Workers' Liberty will be discussing the political crackdown in Hong Kong at our online meeting on Sunday 16 January at 6.30pm. More details here. Hong Kong authorities renewed their legal attacks on dissent at the end of December 2021. That followed a couple of months when the authorities had refrained from arrests in the hope of getting credible votes for their candidates for the part-elected Legislative Council (LegCo). The office of the recently-established bilingual Stand News, which had extensively covered the democracy revolt, was raided on 29 December. Senior staff and board members...

Women's fightback: Tackling sexual violence on campus

Sexual violence is endemic in the UK’s university and college workplaces and employers must do more to tackle it, according to a report by the University and College Union (UCU). The report found that over the past five years: • 12% of women and 5% of men had directly experienced workplace sexual violence • 52% of those who directly experienced sexual violence did not disclose or report it to their employer • 70% of those who directly experienced sexual violence experienced it as an ongoing pattern of behaviour rather than a one-off incident • Staff on non-permanent contracts were 1.3 times...

The real “Money Heist”
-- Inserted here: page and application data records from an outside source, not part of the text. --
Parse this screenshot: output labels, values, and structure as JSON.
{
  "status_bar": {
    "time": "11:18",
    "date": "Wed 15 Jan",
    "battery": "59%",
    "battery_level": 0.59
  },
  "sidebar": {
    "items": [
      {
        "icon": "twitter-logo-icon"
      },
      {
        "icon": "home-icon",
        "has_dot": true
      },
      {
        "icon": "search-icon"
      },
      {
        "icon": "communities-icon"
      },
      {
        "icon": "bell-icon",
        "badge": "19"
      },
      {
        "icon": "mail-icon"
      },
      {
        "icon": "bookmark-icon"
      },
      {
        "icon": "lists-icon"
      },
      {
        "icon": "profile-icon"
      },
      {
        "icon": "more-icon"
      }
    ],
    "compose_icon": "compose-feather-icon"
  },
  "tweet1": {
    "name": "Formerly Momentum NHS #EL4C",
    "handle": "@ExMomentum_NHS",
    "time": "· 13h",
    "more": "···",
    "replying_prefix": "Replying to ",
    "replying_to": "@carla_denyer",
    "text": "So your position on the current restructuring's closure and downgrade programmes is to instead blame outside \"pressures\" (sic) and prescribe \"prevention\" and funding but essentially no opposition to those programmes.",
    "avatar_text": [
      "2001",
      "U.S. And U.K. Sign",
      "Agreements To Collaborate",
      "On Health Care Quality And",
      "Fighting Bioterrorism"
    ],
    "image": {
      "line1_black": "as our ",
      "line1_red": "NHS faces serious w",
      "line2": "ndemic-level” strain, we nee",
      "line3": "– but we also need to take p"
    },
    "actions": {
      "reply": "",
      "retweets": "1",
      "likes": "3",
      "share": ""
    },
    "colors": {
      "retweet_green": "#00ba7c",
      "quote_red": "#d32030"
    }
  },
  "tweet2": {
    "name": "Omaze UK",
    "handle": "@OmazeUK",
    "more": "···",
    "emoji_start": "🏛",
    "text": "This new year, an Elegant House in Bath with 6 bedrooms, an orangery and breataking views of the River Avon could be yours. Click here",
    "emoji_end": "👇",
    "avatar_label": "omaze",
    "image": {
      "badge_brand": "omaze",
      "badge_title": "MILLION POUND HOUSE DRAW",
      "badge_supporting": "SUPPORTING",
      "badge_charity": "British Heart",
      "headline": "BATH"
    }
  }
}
The hit Netflix series La Casa de Papel (Money Heist) tells the story of two spectacular robberies. One involved the seizure and occupation of the Spanish Mint (where paper currency is printed). The other took place in the Bank of Spain, where the country’s gold supply is kept. The second heist story imagined the melting down of all the gold ingots stored in the Bank of Spain’s basement. These were then cleverly transferred to the group’s confederates miles away. This story has a remarkable parallel to the real history of Spain — and the Soviet Union. In 1936 when the danger of Franco’s rebel...
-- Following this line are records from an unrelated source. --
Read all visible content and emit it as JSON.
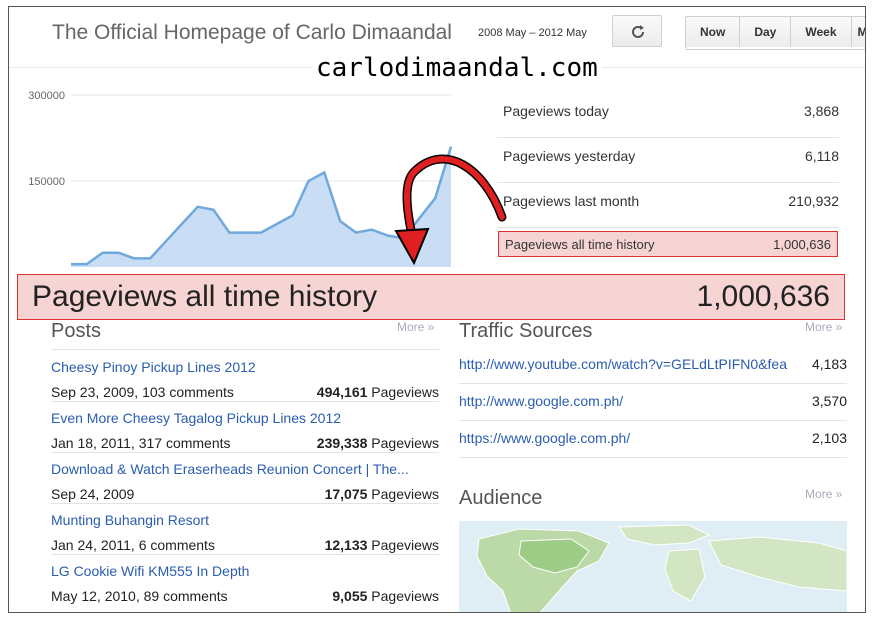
{
  "header": {
    "site_title": "The Official Homepage of Carlo Dimaandal",
    "date_range": "2008 May – 2012 May",
    "refresh_icon": "refresh-icon",
    "range_buttons": [
      "Now",
      "Day",
      "Week",
      "M"
    ]
  },
  "watermark": "carlodimaandal.com",
  "stats": [
    {
      "label": "Pageviews today",
      "value": "3,868"
    },
    {
      "label": "Pageviews yesterday",
      "value": "6,118"
    },
    {
      "label": "Pageviews last month",
      "value": "210,932"
    },
    {
      "label": "Pageviews all time history",
      "value": "1,000,636"
    }
  ],
  "highlight": {
    "label": "Pageviews all time history",
    "value": "1,000,636"
  },
  "chart_data": {
    "type": "area",
    "y_ticks": [
      "300000",
      "150000"
    ],
    "ylim": [
      0,
      300000
    ],
    "values": [
      5000,
      5000,
      25000,
      25000,
      15000,
      15000,
      45000,
      75000,
      105000,
      100000,
      60000,
      60000,
      60000,
      75000,
      90000,
      150000,
      165000,
      80000,
      60000,
      65000,
      55000,
      50000,
      85000,
      120000,
      210000
    ],
    "series_color": "#6fa8dc",
    "fill_color": "#c9ddf5",
    "grid": true
  },
  "posts": {
    "title": "Posts",
    "more": "More »",
    "items": [
      {
        "title": "Cheesy Pinoy Pickup Lines 2012",
        "meta": "Sep 23, 2009, 103 comments",
        "count": "494,161",
        "unit": "Pageviews"
      },
      {
        "title": "Even More Cheesy Tagalog Pickup Lines 2012",
        "meta": "Jan 18, 2011, 317 comments",
        "count": "239,338",
        "unit": "Pageviews"
      },
      {
        "title": "Download & Watch Eraserheads Reunion Concert | The...",
        "meta": "Sep 24, 2009",
        "count": "17,075",
        "unit": "Pageviews"
      },
      {
        "title": "Munting Buhangin Resort",
        "meta": "Jan 24, 2011, 6 comments",
        "count": "12,133",
        "unit": "Pageviews"
      },
      {
        "title": "LG Cookie Wifi KM555 In Depth",
        "meta": "May 12, 2010, 89 comments",
        "count": "9,055",
        "unit": "Pageviews"
      }
    ]
  },
  "traffic": {
    "title": "Traffic Sources",
    "more": "More »",
    "items": [
      {
        "url": "http://www.youtube.com/watch?v=GELdLtPIFN0&fea",
        "count": "4,183"
      },
      {
        "url": "http://www.google.com.ph/",
        "count": "3,570"
      },
      {
        "url": "https://www.google.com.ph/",
        "count": "2,103"
      }
    ]
  },
  "audience": {
    "title": "Audience",
    "more": "More »"
  }
}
James Webb: in search of our cosmic origins

As I write this, nearly one million kilometres away the James Webb Space Telescope ventures into the Solar System as part of humanity’s latest endeavour to understand the origins of the universe. Webb is the biggest and most powerful telescope ever put into space. It has been referred to as the long-term replacement to the Hubble Space Telescope. However, Webb has a primary mirror nearly ten times the collecting area of Hubble, and will observe primarily at longer “infrared” wavelengths. In comparison to Hubble, Webb will peer much deeper into the universe, and observe phenomena at different...

RS21 climate pamphlet: revealing the need for debate

Reading the new RS21 pamphlet, We Only Want the Earth by Gus Woody, is a bit like a salvage operation after a hurricane. There is the odd thing worth saving but even the good stuff is a bit tarnished and in need of loving restoration. Overwhelmingly it is a mess. Alongside some basic factual errors (Evo Morales is not a Peruvian!) it exposes a poverty of understanding of both ecological science and Marxist theory. The pamphlet is written with a folksy familiarity, but is full of unexplained Trotskisant jargon that makes it fairly inaccessible. For example, he tells us a “communism is not a...

Celebrate Colston Four acquittal - and fight harder

Onlookers in the public gallery, people across Bristol, and many more beyond celebrated on 5 January 2022 as the “Colston Four” were found not guilty of criminal damage to the slave trader’s statue. The defence argued that the statue itself constituted an offence under section five of the Public Order Act, and the Indecent Displays Act; and that conviction would be disproportionate infringement of rights under the Human Rights Act 1998. The prosecution argued that the crimes of Edward Colston — enslaving and killing tens of thousands — were irrelevant. While we are be critical of the first two...

This website uses cookies, you can find out more and set your preferences here.
By continuing to use this website, you agree to our Privacy Policy and Terms & Conditions.